How is the public, already highly suspicious of the leadership cadres in government and beyond, likely to react to a relentless deterioration in prosperity which is so strikingly at odds with so many promises of “growth”?
I think we can get some idea by imagining a youngster returning home from school to find that all his shiny toys are being dumped into a skip. Unless he’s a remarkably philosophical child, his reactions are likely to be tantrums, outrage, grief and denial.
The adult world seems to behave in much the same way. The ultra-rich are determined, at all costs, to hang on to the trinkets and trappings of wealth and power, irrespective of what that might mean for everyone else, or for the climate.

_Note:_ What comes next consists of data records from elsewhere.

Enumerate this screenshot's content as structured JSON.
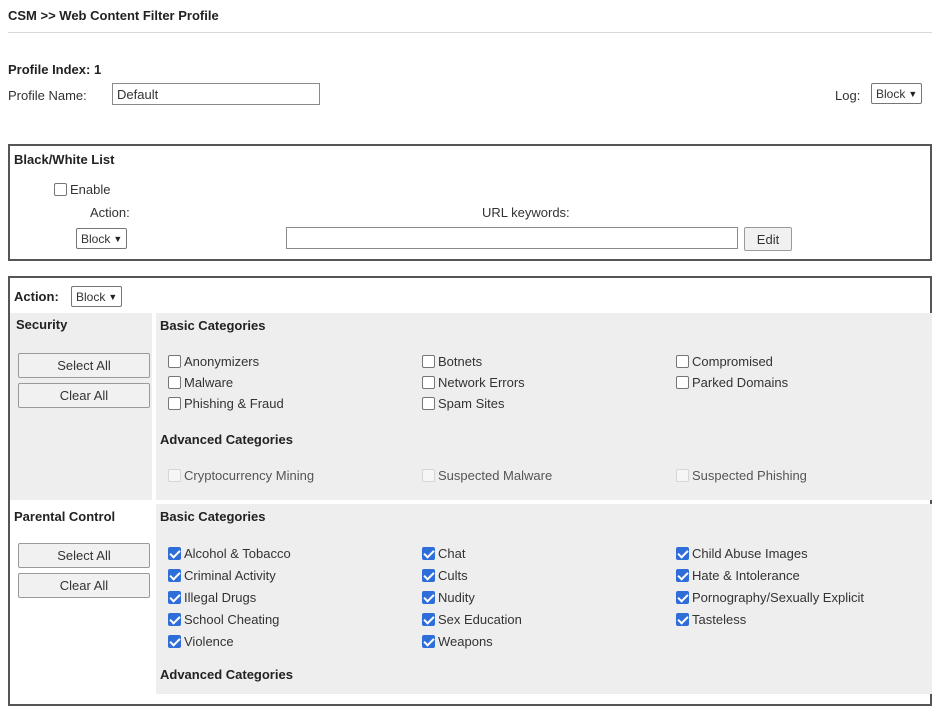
{
  "header": {
    "title": "CSM >> Web Content Filter Profile"
  },
  "profile": {
    "index_label": "Profile Index: 1",
    "name_label": "Profile Name:",
    "name_value": "Default",
    "log_label": "Log:",
    "log_value": "Block"
  },
  "bwlist": {
    "title": "Black/White List",
    "enable_label": "Enable",
    "action_label": "Action:",
    "url_label": "URL keywords:",
    "action_value": "Block",
    "url_value": "",
    "edit_label": "Edit"
  },
  "filter": {
    "action_label": "Action:",
    "action_value": "Block",
    "security": {
      "title": "Security",
      "select_all": "Select All",
      "clear_all": "Clear All",
      "basic_title": "Basic Categories",
      "basic": [
        {
          "label": "Anonymizers",
          "checked": false
        },
        {
          "label": "Botnets",
          "checked": false
        },
        {
          "label": "Compromised",
          "checked": false
        },
        {
          "label": "Malware",
          "checked": false
        },
        {
          "label": "Network Errors",
          "checked": false
        },
        {
          "label": "Parked Domains",
          "checked": false
        },
        {
          "label": "Phishing & Fraud",
          "checked": false
        },
        {
          "label": "Spam Sites",
          "checked": false
        }
      ],
      "advanced_title": "Advanced Categories",
      "advanced": [
        {
          "label": "Cryptocurrency Mining",
          "checked": false,
          "disabled": true
        },
        {
          "label": "Suspected Malware",
          "checked": false,
          "disabled": true
        },
        {
          "label": "Suspected Phishing",
          "checked": false,
          "disabled": true
        }
      ]
    },
    "parental": {
      "title": "Parental Control",
      "select_all": "Select All",
      "clear_all": "Clear All",
      "basic_title": "Basic Categories",
      "basic": [
        {
          "label": "Alcohol & Tobacco",
          "checked": true
        },
        {
          "label": "Chat",
          "checked": true
        },
        {
          "label": "Child Abuse Images",
          "checked": true
        },
        {
          "label": "Criminal Activity",
          "checked": true
        },
        {
          "label": "Cults",
          "checked": true
        },
        {
          "label": "Hate & Intolerance",
          "checked": true
        },
        {
          "label": "Illegal Drugs",
          "checked": true
        },
        {
          "label": "Nudity",
          "checked": true
        },
        {
          "label": "Pornography/Sexually Explicit",
          "checked": true
        },
        {
          "label": "School Cheating",
          "checked": true
        },
        {
          "label": "Sex Education",
          "checked": true
        },
        {
          "label": "Tasteless",
          "checked": true
        },
        {
          "label": "Violence",
          "checked": true
        },
        {
          "label": "Weapons",
          "checked": true
        }
      ],
      "advanced_title": "Advanced Categories"
    }
  },
  "colors": {
    "checkbox_checked": "#2f6ed8",
    "section_shade": "#eeeeee",
    "border": "#555555"
  }
}
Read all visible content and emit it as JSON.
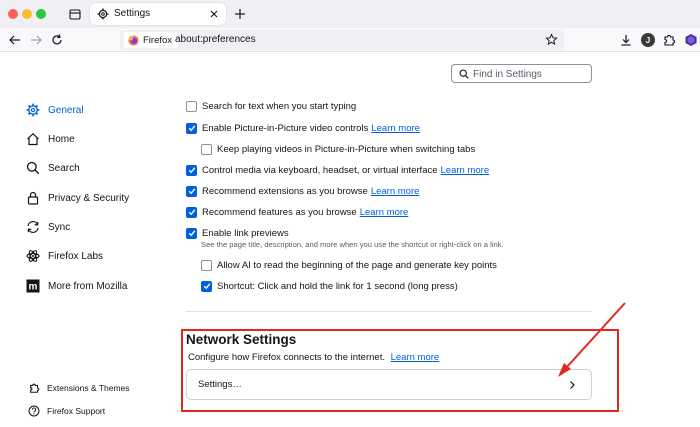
{
  "browser": {
    "tab_title": "Settings",
    "identity_label": "Firefox",
    "url": "about:preferences",
    "avatar_initial": "J"
  },
  "search": {
    "placeholder": "Find in Settings"
  },
  "sidebar": {
    "items": [
      {
        "label": "General",
        "icon": "gear-icon",
        "active": true
      },
      {
        "label": "Home",
        "icon": "home-icon"
      },
      {
        "label": "Search",
        "icon": "search-icon"
      },
      {
        "label": "Privacy & Security",
        "icon": "lock-icon"
      },
      {
        "label": "Sync",
        "icon": "sync-icon"
      },
      {
        "label": "Firefox Labs",
        "icon": "labs-icon"
      },
      {
        "label": "More from Mozilla",
        "icon": "mozilla-icon"
      }
    ],
    "footer": [
      {
        "label": "Extensions & Themes",
        "icon": "puzzle-icon"
      },
      {
        "label": "Firefox Support",
        "icon": "help-icon"
      }
    ]
  },
  "options": [
    {
      "label": "Search for text when you start typing",
      "checked": false
    },
    {
      "label": "Enable Picture-in-Picture video controls",
      "checked": true,
      "link": "Learn more"
    },
    {
      "label": "Keep playing videos in Picture-in-Picture when switching tabs",
      "checked": false
    },
    {
      "label": "Control media via keyboard, headset, or virtual interface",
      "checked": true,
      "link": "Learn more"
    },
    {
      "label": "Recommend extensions as you browse",
      "checked": true,
      "link": "Learn more"
    },
    {
      "label": "Recommend features as you browse",
      "checked": true,
      "link": "Learn more"
    },
    {
      "label": "Enable link previews",
      "checked": true
    },
    {
      "label": "Allow AI to read the beginning of the page and generate key points",
      "checked": false
    },
    {
      "label": "Shortcut: Click and hold the link for 1 second (long press)",
      "checked": true
    }
  ],
  "link_previews_description": "See the page title, description, and more when you use the shortcut or right-click on a link.",
  "network": {
    "title": "Network Settings",
    "description": "Configure how Firefox connects to the internet.",
    "link": "Learn more",
    "button_label": "Settings…"
  },
  "colors": {
    "accent": "#0061e0",
    "annotation": "#e0281f"
  }
}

But ‘ordinary people are likely to react in very similar ways. Anyone doubting this should try standing for election on a platform of ‘saving the planet’ by replacing cars with buses and trams, and restricting or prohibiting overseas flights.
We might, collectively, want to tackle environmental and ecological hazard, but very few, whether wealthy or not, seem willing to make real sacrifices to this end.
This could very easily become a home run, not just for conspiracy theorists but for agitators as well. There are numerous historic examples of economic hardship, particularly when allied to perceptions of unfairness, leading to social unrest.
Governments, whose own resources face relentless compression, could try to tough this out, though history, again, suggests that this won’t work.
A more rational course, it seems to me, would be to find out what the economic outlook is likely to be, and start to prepare the public accordingly.
This post first appeared on the SEEDS (Surplus Energy Economics) blog.